- _WHAT THE TASK ASKS_
Wherever a picture appears, skip it and retype the rest of the data exactly.

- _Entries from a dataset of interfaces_
=-=-=-=-=

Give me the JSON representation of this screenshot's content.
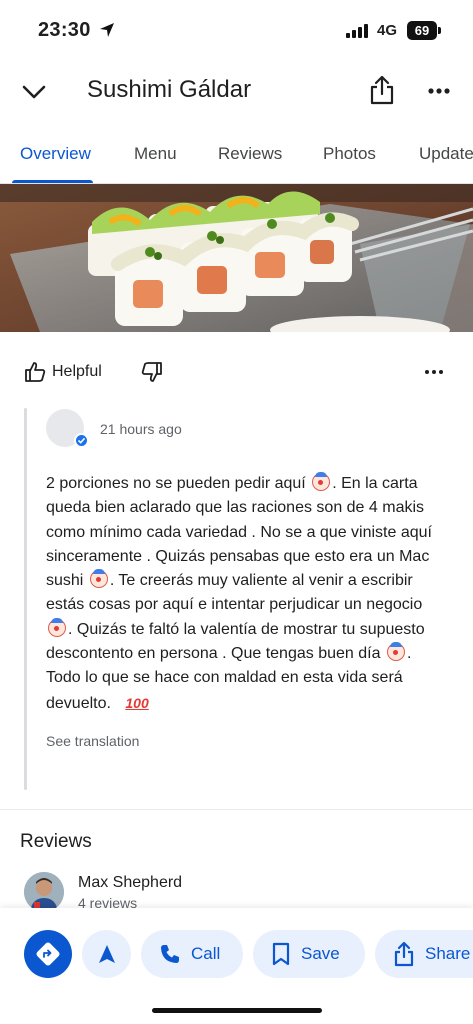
{
  "status_bar": {
    "time": "23:30",
    "network": "4G",
    "battery": "69"
  },
  "header": {
    "title": "Sushimi Gáldar"
  },
  "tabs": [
    {
      "label": "Overview",
      "active": true
    },
    {
      "label": "Menu"
    },
    {
      "label": "Reviews"
    },
    {
      "label": "Photos"
    },
    {
      "label": "Updates"
    }
  ],
  "review_actions": {
    "helpful_label": "Helpful"
  },
  "owner_reply": {
    "time": "21 hours ago",
    "segments": [
      "2 porciones no se pueden pedir aquí",
      ". En la carta queda bien aclarado que las raciones son de 4 makis como mínimo cada variedad .  No se a que viniste aquí sinceramente . Quizás pensabas que esto era un Mac sushi",
      ". Te creerás muy valiente al venir a escribir estás cosas por aquí e intentar perjudicar un negocio",
      ". Quizás te faltó la valentía de mostrar tu supuesto descontento en persona .  Que tengas buen día",
      ". Todo lo que se hace con maldad en esta vida será devuelto."
    ],
    "emoji_end": "100",
    "see_translation": "See translation"
  },
  "reviews": {
    "heading": "Reviews",
    "first": {
      "name": "Max Shepherd",
      "count": "4 reviews"
    }
  },
  "bottom_actions": {
    "call": "Call",
    "save": "Save",
    "share": "Share"
  },
  "colors": {
    "accent": "#0b57d0",
    "accent_light": "#e8f0fe",
    "verified": "#1a73e8"
  },
  "icons": [
    "location-arrow-icon",
    "signal-icon",
    "battery-icon",
    "chevron-down-icon",
    "share-icon",
    "more-icon",
    "thumb-up-icon",
    "thumb-down-icon",
    "verified-icon",
    "clown-emoji-icon",
    "directions-icon",
    "navigation-arrow-icon",
    "phone-icon",
    "bookmark-icon"
  ]
}
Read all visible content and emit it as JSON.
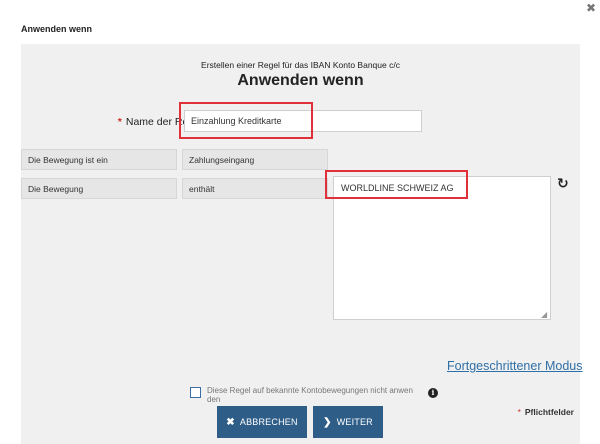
{
  "dialog": {
    "title": "Anwenden wenn",
    "close_icon": "close-icon"
  },
  "panel": {
    "subtitle": "Erstellen einer Regel für das IBAN Konto Banque c/c",
    "heading": "Anwenden wenn"
  },
  "name_field": {
    "required_mark": "*",
    "label": "Name der Rege",
    "value": "Einzahlung Kreditkarte"
  },
  "rows": [
    {
      "label": "Die Bewegung ist ein",
      "value": "Zahlungseingang"
    },
    {
      "label": "Die Bewegung",
      "operator": "enthält"
    }
  ],
  "match_text": "WORLDLINE SCHWEIZ AG",
  "reset_icon": "undo-icon",
  "advanced_link": "Fortgeschrittener Modus",
  "checkbox": {
    "label": "Diese Regel auf bekannte Kontobewegungen nicht anwen den",
    "checked": false
  },
  "required_note": {
    "mark": "*",
    "text": "Pflichtfelder"
  },
  "buttons": {
    "cancel": "ABBRECHEN",
    "next": "WEITER"
  },
  "colors": {
    "primary_button": "#2e5e88",
    "link": "#2f6fa7",
    "required": "#c9302c",
    "highlight": "#e0313a"
  }
}
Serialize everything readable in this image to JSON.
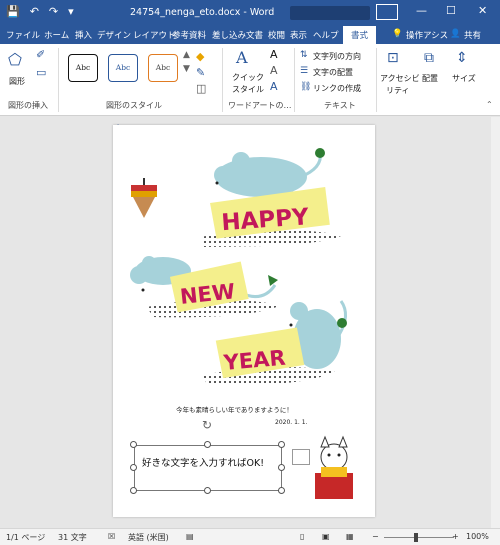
{
  "title_bar": {
    "doc_title": "24754_nenga_eto.docx  -  Word",
    "account_badge": "",
    "save_icon": "save-icon",
    "undo_icon": "undo-icon",
    "redo_icon": "redo-icon"
  },
  "tabs": {
    "file": "ファイル",
    "home": "ホーム",
    "insert": "挿入",
    "design": "デザイン",
    "layout": "レイアウト",
    "references": "参考資料",
    "mailings": "差し込み文書",
    "review": "校閲",
    "view": "表示",
    "help": "ヘルプ",
    "format": "書式",
    "tell_me": "操作アシス",
    "share": "共有"
  },
  "ribbon": {
    "shape": "図形",
    "insert_shapes_group": "図形の挿入",
    "style_samples": [
      "Abc",
      "Abc",
      "Abc"
    ],
    "shape_styles_group": "図形のスタイル",
    "quick_styles": "クイック",
    "quick_styles_2": "スタイル",
    "wordart_group": "ワードアートの…",
    "text_direction": "文字列の方向",
    "align_text": "文字の配置",
    "create_link": "リンクの作成",
    "text_group": "テキスト",
    "accessibility": "アクセシビ",
    "accessibility_2": "リティ",
    "arrange": "配置",
    "size": "サイズ"
  },
  "document": {
    "happy": "HAPPY",
    "new": "NEW",
    "year": "YEAR",
    "greeting": "今年も素晴らしい年でありますように！",
    "date": "2020. 1. 1.",
    "textbox_text": "好きな文字を入力すればOK!"
  },
  "status_bar": {
    "page": "1/1 ページ",
    "words": "31 文字",
    "language": "英語 (米国)",
    "zoom": "100%"
  },
  "colors": {
    "title_bar": "#2b579a",
    "letters": "#c2185b",
    "card_yellow": "#f4ef8c",
    "mouse_blue": "#a6d2da"
  }
}
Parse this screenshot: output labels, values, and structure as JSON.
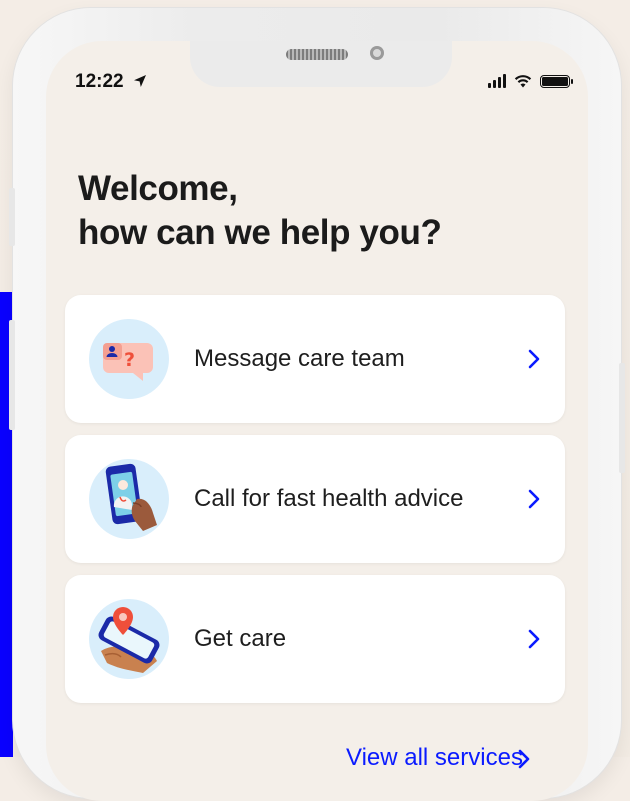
{
  "status_bar": {
    "time": "12:22",
    "location_icon": "location-arrow-icon",
    "signal_icon": "cellular-signal-icon",
    "wifi_icon": "wifi-icon",
    "battery_icon": "battery-icon"
  },
  "heading": {
    "line1": "Welcome,",
    "line2": "how can we help you?"
  },
  "cards": [
    {
      "label": "Message care team",
      "icon": "message-bubble-icon"
    },
    {
      "label": "Call for fast health advice",
      "icon": "phone-doctor-icon"
    },
    {
      "label": "Get care",
      "icon": "map-pin-phone-icon"
    }
  ],
  "view_all": {
    "label": "View all services"
  },
  "colors": {
    "background": "#f4efe9",
    "card": "#ffffff",
    "accent": "#0a1bff",
    "icon_bg": "#d9eefb",
    "heading": "#1b1b1b"
  }
}
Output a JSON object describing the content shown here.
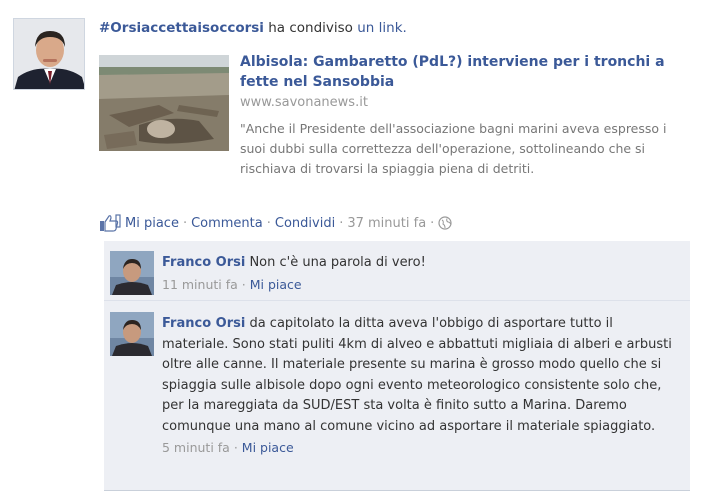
{
  "story": {
    "actor": "#Orsiaccettaisoccorsi",
    "verb": "ha condiviso",
    "object": "un link."
  },
  "attachment": {
    "title": "Albisola: Gambaretto (PdL?) interviene per i tronchi a fette nel Sansobbia",
    "url": "www.savonanews.it",
    "description": "\"Anche il Presidente dell'associazione bagni marini aveva espresso i suoi dubbi sulla correttezza dell'operazione, sottolineando che si rischiava di trovarsi la spiaggia piena di detriti."
  },
  "actions": {
    "like": "Mi piace",
    "comment": "Commenta",
    "share": "Condividi",
    "time": "37 minuti fa",
    "separator": "·",
    "privacy_icon": "globe-icon",
    "like_icon": "thumbs-up-icon"
  },
  "comments": [
    {
      "author": "Franco Orsi",
      "text": "Non c'è una parola di vero!",
      "time": "11 minuti fa",
      "like": "Mi piace"
    },
    {
      "author": "Franco Orsi",
      "text": "da capitolato la ditta aveva l'obbigo di asportare tutto il materiale. Sono stati puliti 4km di alveo e abbattuti migliaia di alberi e arbusti oltre alle canne. Il materiale presente su marina è grosso modo quello che si spiaggia sulle albisole dopo ogni evento meteorologico consistente solo che, per la mareggiata da SUD/EST sta volta è finito sutto a Marina. Daremo comunque una mano al comune vicino ad asportare il materiale spiaggiato.",
      "time": "5 minuti fa",
      "like": "Mi piace"
    }
  ],
  "colors": {
    "link": "#3b5998",
    "muted": "#999999",
    "comment_bg": "#edeff4"
  }
}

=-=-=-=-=

- _EXERCISE OUTPUT_
Give me the JSON representation of this screenshot's content.
{
  "status_bar": {
    "time": "23:30",
    "network": "4G",
    "battery": "69"
  },
  "header": {
    "title": "Sushimi Gáldar"
  },
  "tabs": [
    {
      "label": "Overview",
      "active": true
    },
    {
      "label": "Menu"
    },
    {
      "label": "Reviews"
    },
    {
      "label": "Photos"
    },
    {
      "label": "Updates"
    }
  ],
  "review_actions": {
    "helpful_label": "Helpful"
  },
  "owner_reply": {
    "time": "21 hours ago",
    "segments": [
      "2 porciones no se pueden pedir aquí",
      ". En la carta queda bien aclarado que las raciones son de 4 makis como mínimo cada variedad .  No se a que viniste aquí sinceramente . Quizás pensabas que esto era un Mac sushi",
      ". Te creerás muy valiente al venir a escribir estás cosas por aquí e intentar perjudicar un negocio",
      ". Quizás te faltó la valentía de mostrar tu supuesto descontento en persona .  Que tengas buen día",
      ". Todo lo que se hace con maldad en esta vida será devuelto."
    ],
    "emoji_end": "100",
    "see_translation": "See translation"
  },
  "reviews": {
    "heading": "Reviews",
    "first": {
      "name": "Max Shepherd",
      "count": "4 reviews"
    }
  },
  "bottom_actions": {
    "call": "Call",
    "save": "Save",
    "share": "Share"
  },
  "colors": {
    "accent": "#0b57d0",
    "accent_light": "#e8f0fe",
    "verified": "#1a73e8"
  },
  "icons": [
    "location-arrow-icon",
    "signal-icon",
    "battery-icon",
    "chevron-down-icon",
    "share-icon",
    "more-icon",
    "thumb-up-icon",
    "thumb-down-icon",
    "verified-icon",
    "clown-emoji-icon",
    "directions-icon",
    "navigation-arrow-icon",
    "phone-icon",
    "bookmark-icon"
  ]
}
Read all visible content and emit it as JSON.
{
  "dialog": {
    "title": "Anwenden wenn",
    "close_icon": "close-icon"
  },
  "panel": {
    "subtitle": "Erstellen einer Regel für das IBAN Konto Banque c/c",
    "heading": "Anwenden wenn"
  },
  "name_field": {
    "required_mark": "*",
    "label": "Name der Rege",
    "value": "Einzahlung Kreditkarte"
  },
  "rows": [
    {
      "label": "Die Bewegung ist ein",
      "value": "Zahlungseingang"
    },
    {
      "label": "Die Bewegung",
      "operator": "enthält"
    }
  ],
  "match_text": "WORLDLINE SCHWEIZ AG",
  "reset_icon": "undo-icon",
  "advanced_link": "Fortgeschrittener Modus",
  "checkbox": {
    "label": "Diese Regel auf bekannte Kontobewegungen nicht anwen den",
    "checked": false
  },
  "required_note": {
    "mark": "*",
    "text": "Pflichtfelder"
  },
  "buttons": {
    "cancel": "ABBRECHEN",
    "next": "WEITER"
  },
  "colors": {
    "primary_button": "#2e5e88",
    "link": "#2f6fa7",
    "required": "#c9302c",
    "highlight": "#e0313a"
  }
}
Serialize everything readable in this image to JSON.
{
  "title_bar": {
    "doc_title": "24754_nenga_eto.docx  -  Word",
    "account_badge": "",
    "save_icon": "save-icon",
    "undo_icon": "undo-icon",
    "redo_icon": "redo-icon"
  },
  "tabs": {
    "file": "ファイル",
    "home": "ホーム",
    "insert": "挿入",
    "design": "デザイン",
    "layout": "レイアウト",
    "references": "参考資料",
    "mailings": "差し込み文書",
    "review": "校閲",
    "view": "表示",
    "help": "ヘルプ",
    "format": "書式",
    "tell_me": "操作アシス",
    "share": "共有"
  },
  "ribbon": {
    "shape": "図形",
    "insert_shapes_group": "図形の挿入",
    "style_samples": [
      "Abc",
      "Abc",
      "Abc"
    ],
    "shape_styles_group": "図形のスタイル",
    "quick_styles": "クイック",
    "quick_styles_2": "スタイル",
    "wordart_group": "ワードアートの…",
    "text_direction": "文字列の方向",
    "align_text": "文字の配置",
    "create_link": "リンクの作成",
    "text_group": "テキスト",
    "accessibility": "アクセシビ",
    "accessibility_2": "リティ",
    "arrange": "配置",
    "size": "サイズ"
  },
  "document": {
    "happy": "HAPPY",
    "new": "NEW",
    "year": "YEAR",
    "greeting": "今年も素晴らしい年でありますように！",
    "date": "2020. 1. 1.",
    "textbox_text": "好きな文字を入力すればOK!"
  },
  "status_bar": {
    "page": "1/1 ページ",
    "words": "31 文字",
    "language": "英語 (米国)",
    "zoom": "100%"
  },
  "colors": {
    "title_bar": "#2b579a",
    "letters": "#c2185b",
    "card_yellow": "#f4ef8c",
    "mouse_blue": "#a6d2da"
  }
}
Parse this screenshot: output labels, values, and structure as JSON.
{
  "status_bar": {
    "time": "12:22",
    "location_icon": "location-arrow-icon",
    "signal_icon": "cellular-signal-icon",
    "wifi_icon": "wifi-icon",
    "battery_icon": "battery-icon"
  },
  "heading": {
    "line1": "Welcome,",
    "line2": "how can we help you?"
  },
  "cards": [
    {
      "label": "Message care team",
      "icon": "message-bubble-icon"
    },
    {
      "label": "Call for fast health advice",
      "icon": "phone-doctor-icon"
    },
    {
      "label": "Get care",
      "icon": "map-pin-phone-icon"
    }
  ],
  "view_all": {
    "label": "View all services"
  },
  "colors": {
    "background": "#f4efe9",
    "card": "#ffffff",
    "accent": "#0a1bff",
    "icon_bg": "#d9eefb",
    "heading": "#1b1b1b"
  }
}
Output a JSON object describing the content shown here.
{
  "story": {
    "actor": "#Orsiaccettaisoccorsi",
    "verb": "ha condiviso",
    "object": "un link."
  },
  "attachment": {
    "title": "Albisola: Gambaretto (PdL?) interviene per i tronchi a fette nel Sansobbia",
    "url": "www.savonanews.it",
    "description": "\"Anche il Presidente dell'associazione bagni marini aveva espresso i suoi dubbi sulla correttezza dell'operazione, sottolineando che si rischiava di trovarsi la spiaggia piena di detriti."
  },
  "actions": {
    "like": "Mi piace",
    "comment": "Commenta",
    "share": "Condividi",
    "time": "37 minuti fa",
    "separator": "·",
    "privacy_icon": "globe-icon",
    "like_icon": "thumbs-up-icon"
  },
  "comments": [
    {
      "author": "Franco Orsi",
      "text": "Non c'è una parola di vero!",
      "time": "11 minuti fa",
      "like": "Mi piace"
    },
    {
      "author": "Franco Orsi",
      "text": "da capitolato la ditta aveva l'obbigo di asportare tutto il materiale. Sono stati puliti 4km di alveo e abbattuti migliaia di alberi e arbusti oltre alle canne. Il materiale presente su marina è grosso modo quello che si spiaggia sulle albisole dopo ogni evento meteorologico consistente solo che, per la mareggiata da SUD/EST sta volta è finito sutto a Marina. Daremo comunque una mano al comune vicino ad asportare il materiale spiaggiato.",
      "time": "5 minuti fa",
      "like": "Mi piace"
    }
  ],
  "colors": {
    "link": "#3b5998",
    "muted": "#999999",
    "comment_bg": "#edeff4"
  }
}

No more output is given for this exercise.